Unfortunately there are no lab tests to diagnose fibromyalgia.  Determining the syndrome is by confirming a list of symptoms (see above).  Mainly the symptoms of pain and fatigue, assessed by a qualified doctor.

Why this is so important is because other conditions need to be ruled out.   Sadly, this condition can be used as a label to acknowledge a problem without any other known cause.

fibromyalgia symptoms woman

A fibromyalgia diagnosis can be considered if no other known cause is determined.  Presence of tender points in 18 possible sites on the body must also be present.  These points produce pain when pressure is applied.  A person must have 11 or more of these tender points among other symptoms if a diagnostic conclusion will be made.

Think You Might Have Fibromyalgia?  Take Our Full Fibromyalgia Test

References:

Amanda MacMillan / Health. (Sep. 2017). Lady Gaga Has Postponed Her Tour Because of Her Fibromyalgia. Here’s What to Know About the Painful Disorder.
Retrieved from http://time.com/4946983/lady-gaga-fibromyalgia-disorder/

(Jul. 2018). Fibromyalgia. Britannica
Retrieved from www.britannica.com/science/fibromyalgia

Online Fibromyalgia Test

fibromyalgia diagnosis

LIVING WITH FIBROMYALGIA? The following Fibromyalgia test will help you determine if you have the metabolic fingerprints of Fibromyalgia.
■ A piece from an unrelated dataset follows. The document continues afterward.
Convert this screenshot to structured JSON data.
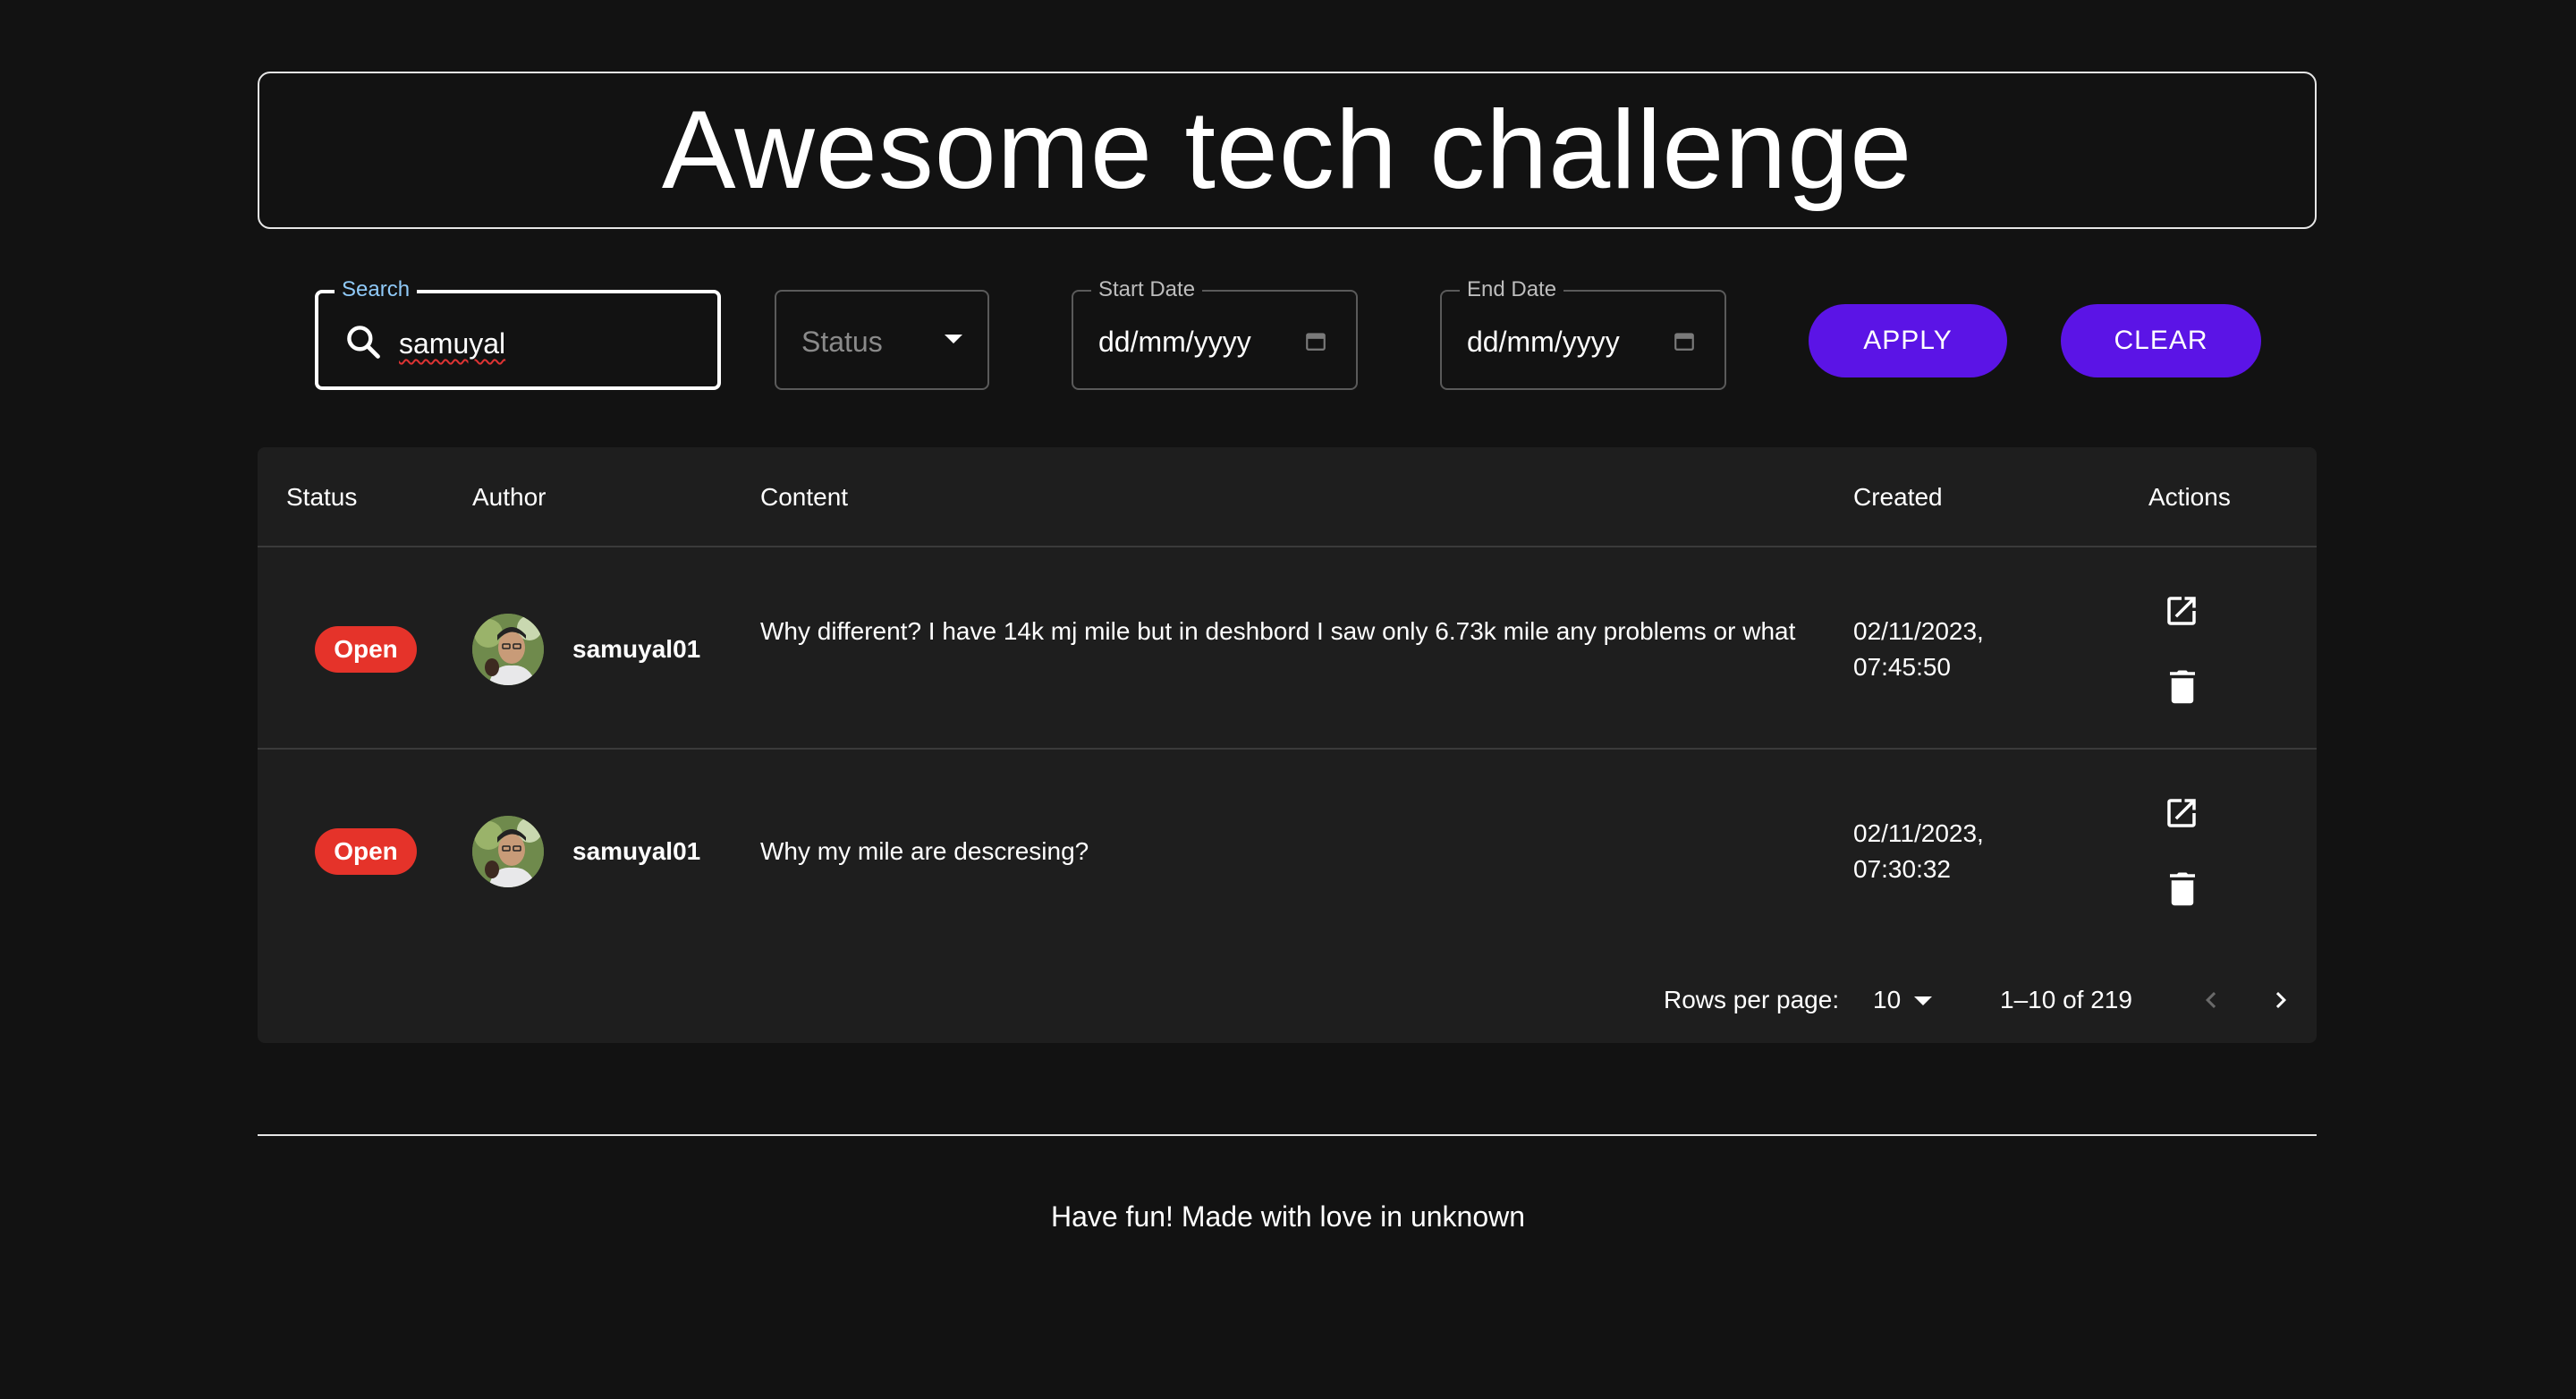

Diagnosing Fibromyalgia is a challenge. There are many illnesses with similar symptoms that can be misdiagnosed as this condition that should be ruled out, and although there isn’t a specific blood test, there are markers that suspected patients with fibromyalgia will have that point in the direction of a diagnosis of Fibromyalgia . This questionnaire we have prepared is a simplified version of the diagnostic criteria provided by the American College of Rheumatology. Please note that there is not definitive diagnostic questionnaire available and you should always consult your doctor for medical advice any health concerns, however this tool can be used to provide some guidance. Fill in the form below and click the big button at the bottom to analyze your results.  Also, click here to learn about foods to avoid with fibromyalgia.

A. Widespread Pain Index

This is the first part of the fibromyalgia test. Where do you feel your pain? Using the diagram above indicate each of the 18 tender points on your body you have experienced pain over the past 7 days and count 1 for each point.

Total number of pain points: /18 Points

B. Symptom Severity Scale

Using a scale of 0 (No problem) to 3 (Severe and Ongoing), rate your symptom severity over the past week in each of the 3 categories.

FatigueWaking UnrefreshedBrain Fog
/3 /3 /3

C.  Somatic Symptoms List

People with Check any symptoms you have experienced over the past week. Symptoms include:

Muscle Pain
Irritable Bowel Syndrome
Fatigue/Tiredness
Thinking / Memory problems
Muscle Weakness
Headache
Pain/Cramps in Abdomen
Numbness / Tingling
Dizziness
Insomnia
Depression
Constipation
Pain in Upper Abdomen
Nausea
Nervousness
Chest Pain
Blurred Vision
Fever
Diarrhea
Dry Mouth
Itching
Wheezing
Hives / Welts
Ringing In the Ears
Vomiting
Heartburn
Oral ulcers
Loss/ Change in Taste
Seizures
Dry Eyes
Shortness of Breath
Loss of Appetite
Rash
Sun Sensitivity
Hearing Difficulty
Easy Bruising - Hair Loss
Frequent Urination
Bladder Spasms